[Input data — start]
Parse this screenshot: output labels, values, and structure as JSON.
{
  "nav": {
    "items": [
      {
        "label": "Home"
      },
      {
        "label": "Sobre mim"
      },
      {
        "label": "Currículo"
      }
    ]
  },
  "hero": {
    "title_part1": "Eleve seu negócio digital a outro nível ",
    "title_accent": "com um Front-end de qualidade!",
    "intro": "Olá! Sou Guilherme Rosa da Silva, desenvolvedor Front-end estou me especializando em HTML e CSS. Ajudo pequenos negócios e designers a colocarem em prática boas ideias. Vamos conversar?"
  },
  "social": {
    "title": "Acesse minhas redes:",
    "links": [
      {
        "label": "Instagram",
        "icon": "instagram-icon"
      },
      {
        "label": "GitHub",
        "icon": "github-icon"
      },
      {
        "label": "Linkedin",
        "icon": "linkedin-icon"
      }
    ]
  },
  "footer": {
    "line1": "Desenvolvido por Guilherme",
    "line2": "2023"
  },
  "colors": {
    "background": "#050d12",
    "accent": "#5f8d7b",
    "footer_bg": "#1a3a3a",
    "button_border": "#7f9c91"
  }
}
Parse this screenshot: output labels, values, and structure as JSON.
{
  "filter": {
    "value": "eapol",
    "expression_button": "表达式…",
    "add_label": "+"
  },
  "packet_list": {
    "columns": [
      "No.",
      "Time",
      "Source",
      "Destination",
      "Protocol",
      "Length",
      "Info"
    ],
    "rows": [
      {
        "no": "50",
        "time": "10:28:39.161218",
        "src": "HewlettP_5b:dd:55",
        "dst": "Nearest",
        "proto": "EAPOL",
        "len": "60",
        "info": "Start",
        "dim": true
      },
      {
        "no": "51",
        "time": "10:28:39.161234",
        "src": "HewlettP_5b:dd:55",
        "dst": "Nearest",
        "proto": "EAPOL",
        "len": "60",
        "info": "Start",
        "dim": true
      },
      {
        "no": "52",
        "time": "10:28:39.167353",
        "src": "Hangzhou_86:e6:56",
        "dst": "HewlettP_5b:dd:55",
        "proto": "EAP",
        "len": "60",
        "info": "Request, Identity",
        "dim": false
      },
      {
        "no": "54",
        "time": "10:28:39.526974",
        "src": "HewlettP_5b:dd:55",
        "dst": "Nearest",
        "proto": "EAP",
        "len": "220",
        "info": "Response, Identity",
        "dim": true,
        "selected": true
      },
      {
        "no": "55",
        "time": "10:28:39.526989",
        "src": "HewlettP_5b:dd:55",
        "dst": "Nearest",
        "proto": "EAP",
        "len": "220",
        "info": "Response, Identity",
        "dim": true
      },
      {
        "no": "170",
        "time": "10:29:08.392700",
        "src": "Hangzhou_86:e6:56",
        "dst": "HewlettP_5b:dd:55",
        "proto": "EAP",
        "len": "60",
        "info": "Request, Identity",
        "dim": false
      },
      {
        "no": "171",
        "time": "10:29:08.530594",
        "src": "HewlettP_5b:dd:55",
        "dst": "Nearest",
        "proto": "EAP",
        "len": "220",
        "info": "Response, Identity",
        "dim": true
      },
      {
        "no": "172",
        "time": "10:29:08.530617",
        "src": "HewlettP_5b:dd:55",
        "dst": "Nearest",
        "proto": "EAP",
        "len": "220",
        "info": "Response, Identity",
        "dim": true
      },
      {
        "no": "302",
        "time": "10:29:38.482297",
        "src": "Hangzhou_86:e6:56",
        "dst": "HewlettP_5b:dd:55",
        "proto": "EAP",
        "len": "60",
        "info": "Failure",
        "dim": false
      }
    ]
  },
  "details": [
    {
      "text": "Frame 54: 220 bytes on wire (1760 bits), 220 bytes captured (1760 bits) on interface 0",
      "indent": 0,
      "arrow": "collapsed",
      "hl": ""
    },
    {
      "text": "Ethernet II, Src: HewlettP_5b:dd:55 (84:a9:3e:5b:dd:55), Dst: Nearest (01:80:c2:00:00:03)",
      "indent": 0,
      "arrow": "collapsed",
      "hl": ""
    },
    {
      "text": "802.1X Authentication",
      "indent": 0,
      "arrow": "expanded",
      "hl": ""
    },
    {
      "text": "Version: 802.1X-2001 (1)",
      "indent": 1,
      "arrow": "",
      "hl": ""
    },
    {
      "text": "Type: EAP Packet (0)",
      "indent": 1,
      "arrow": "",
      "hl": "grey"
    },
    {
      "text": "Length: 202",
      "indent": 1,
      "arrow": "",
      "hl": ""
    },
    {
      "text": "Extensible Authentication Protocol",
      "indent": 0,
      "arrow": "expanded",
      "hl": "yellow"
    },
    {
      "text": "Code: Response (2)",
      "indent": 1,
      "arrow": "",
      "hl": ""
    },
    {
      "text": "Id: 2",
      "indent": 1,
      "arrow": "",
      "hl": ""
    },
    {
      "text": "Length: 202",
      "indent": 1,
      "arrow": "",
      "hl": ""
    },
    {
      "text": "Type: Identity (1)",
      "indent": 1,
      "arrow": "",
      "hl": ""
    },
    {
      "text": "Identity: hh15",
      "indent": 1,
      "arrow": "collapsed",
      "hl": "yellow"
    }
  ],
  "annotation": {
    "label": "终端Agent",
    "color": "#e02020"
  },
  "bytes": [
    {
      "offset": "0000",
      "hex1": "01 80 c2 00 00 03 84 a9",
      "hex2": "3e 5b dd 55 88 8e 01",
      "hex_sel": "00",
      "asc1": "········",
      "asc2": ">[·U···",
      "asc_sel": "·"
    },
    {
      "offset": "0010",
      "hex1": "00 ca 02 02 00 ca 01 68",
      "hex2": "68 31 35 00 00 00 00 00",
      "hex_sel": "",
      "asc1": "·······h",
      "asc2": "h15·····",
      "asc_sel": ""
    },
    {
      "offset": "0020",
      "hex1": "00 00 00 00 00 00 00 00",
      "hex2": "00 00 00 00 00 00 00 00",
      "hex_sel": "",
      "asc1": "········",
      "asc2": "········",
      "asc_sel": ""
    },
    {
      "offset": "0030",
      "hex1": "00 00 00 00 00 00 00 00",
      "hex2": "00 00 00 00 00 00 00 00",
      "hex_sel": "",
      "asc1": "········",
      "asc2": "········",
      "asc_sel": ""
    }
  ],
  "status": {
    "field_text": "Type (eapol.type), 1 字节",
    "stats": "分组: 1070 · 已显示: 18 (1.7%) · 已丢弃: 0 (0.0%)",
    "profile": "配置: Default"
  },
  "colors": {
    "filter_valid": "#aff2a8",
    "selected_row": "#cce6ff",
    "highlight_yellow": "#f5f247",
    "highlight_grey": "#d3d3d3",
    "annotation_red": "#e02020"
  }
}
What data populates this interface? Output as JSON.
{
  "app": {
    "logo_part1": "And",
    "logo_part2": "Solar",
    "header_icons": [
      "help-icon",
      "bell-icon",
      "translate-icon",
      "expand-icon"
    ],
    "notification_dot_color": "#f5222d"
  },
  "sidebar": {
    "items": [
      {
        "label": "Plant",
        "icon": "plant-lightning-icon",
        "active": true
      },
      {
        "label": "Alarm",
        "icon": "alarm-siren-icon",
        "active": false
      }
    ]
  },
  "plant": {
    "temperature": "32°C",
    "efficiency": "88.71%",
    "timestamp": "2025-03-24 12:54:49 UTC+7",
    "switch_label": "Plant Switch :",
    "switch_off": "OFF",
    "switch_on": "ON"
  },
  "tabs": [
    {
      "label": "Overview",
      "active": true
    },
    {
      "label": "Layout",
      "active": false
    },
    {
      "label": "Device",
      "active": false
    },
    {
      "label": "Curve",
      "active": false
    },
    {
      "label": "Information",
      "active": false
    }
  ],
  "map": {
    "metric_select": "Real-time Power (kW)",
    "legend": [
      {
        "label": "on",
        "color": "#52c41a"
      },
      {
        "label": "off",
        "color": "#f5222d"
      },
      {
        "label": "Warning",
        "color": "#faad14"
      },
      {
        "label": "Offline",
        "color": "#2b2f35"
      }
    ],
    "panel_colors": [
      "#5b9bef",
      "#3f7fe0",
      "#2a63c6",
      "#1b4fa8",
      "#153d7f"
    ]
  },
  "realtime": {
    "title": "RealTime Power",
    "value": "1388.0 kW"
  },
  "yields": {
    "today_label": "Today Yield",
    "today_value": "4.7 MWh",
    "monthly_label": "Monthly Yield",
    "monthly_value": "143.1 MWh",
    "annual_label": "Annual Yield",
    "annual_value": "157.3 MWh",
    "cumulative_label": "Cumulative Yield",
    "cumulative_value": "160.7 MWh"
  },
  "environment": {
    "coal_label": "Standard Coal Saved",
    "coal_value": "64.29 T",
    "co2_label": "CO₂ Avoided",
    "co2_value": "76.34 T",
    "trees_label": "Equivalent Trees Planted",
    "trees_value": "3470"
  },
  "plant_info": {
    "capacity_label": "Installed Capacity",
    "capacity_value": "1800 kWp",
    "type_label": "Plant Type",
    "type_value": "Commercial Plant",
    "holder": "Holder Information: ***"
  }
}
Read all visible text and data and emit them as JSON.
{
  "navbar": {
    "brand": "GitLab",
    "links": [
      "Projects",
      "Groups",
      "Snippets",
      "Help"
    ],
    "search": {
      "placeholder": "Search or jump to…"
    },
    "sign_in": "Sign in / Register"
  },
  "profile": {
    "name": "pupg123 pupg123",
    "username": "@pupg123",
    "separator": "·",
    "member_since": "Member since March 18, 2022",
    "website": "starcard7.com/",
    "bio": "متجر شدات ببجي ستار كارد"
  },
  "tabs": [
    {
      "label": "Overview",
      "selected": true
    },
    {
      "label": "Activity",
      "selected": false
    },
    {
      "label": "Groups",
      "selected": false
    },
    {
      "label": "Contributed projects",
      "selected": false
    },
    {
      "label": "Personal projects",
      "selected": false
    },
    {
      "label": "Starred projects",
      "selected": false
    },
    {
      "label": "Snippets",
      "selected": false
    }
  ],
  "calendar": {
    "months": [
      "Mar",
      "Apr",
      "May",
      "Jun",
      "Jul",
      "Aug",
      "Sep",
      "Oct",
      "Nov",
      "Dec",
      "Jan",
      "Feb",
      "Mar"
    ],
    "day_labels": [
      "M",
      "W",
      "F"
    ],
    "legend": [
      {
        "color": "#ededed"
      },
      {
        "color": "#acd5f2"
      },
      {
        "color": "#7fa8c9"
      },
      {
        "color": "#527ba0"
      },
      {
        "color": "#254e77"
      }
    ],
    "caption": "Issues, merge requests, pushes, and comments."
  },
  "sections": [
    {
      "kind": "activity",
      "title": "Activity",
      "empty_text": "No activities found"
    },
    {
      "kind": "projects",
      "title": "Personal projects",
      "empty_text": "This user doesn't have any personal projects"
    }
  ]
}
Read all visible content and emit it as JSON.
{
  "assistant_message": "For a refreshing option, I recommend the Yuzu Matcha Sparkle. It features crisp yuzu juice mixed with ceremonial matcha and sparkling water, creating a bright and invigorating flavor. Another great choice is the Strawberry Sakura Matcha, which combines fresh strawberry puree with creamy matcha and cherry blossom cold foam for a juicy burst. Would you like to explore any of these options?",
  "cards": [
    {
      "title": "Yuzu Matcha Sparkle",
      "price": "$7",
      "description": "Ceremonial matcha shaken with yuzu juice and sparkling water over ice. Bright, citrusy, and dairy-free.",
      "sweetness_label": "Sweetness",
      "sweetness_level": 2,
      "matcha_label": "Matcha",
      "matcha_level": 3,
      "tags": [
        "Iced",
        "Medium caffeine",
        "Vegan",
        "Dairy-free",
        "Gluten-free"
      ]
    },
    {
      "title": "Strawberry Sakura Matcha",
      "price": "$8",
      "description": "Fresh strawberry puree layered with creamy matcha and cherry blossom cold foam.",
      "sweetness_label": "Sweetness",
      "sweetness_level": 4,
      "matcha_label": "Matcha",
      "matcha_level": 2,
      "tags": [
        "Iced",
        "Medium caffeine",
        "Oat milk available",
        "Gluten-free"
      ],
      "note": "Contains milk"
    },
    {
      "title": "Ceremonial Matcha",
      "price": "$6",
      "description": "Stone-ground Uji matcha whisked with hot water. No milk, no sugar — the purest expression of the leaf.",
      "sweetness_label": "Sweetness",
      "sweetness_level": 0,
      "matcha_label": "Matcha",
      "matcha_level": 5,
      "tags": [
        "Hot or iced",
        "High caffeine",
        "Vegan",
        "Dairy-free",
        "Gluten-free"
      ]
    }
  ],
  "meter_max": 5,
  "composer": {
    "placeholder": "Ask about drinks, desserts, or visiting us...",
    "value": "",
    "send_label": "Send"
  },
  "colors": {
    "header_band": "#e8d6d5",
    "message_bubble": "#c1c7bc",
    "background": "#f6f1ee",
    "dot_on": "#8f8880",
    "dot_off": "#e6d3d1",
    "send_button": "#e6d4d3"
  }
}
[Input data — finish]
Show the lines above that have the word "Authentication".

→ Your solution:
      "text": "802.1X Authentication",
      "text": "Extensible Authentication Protocol",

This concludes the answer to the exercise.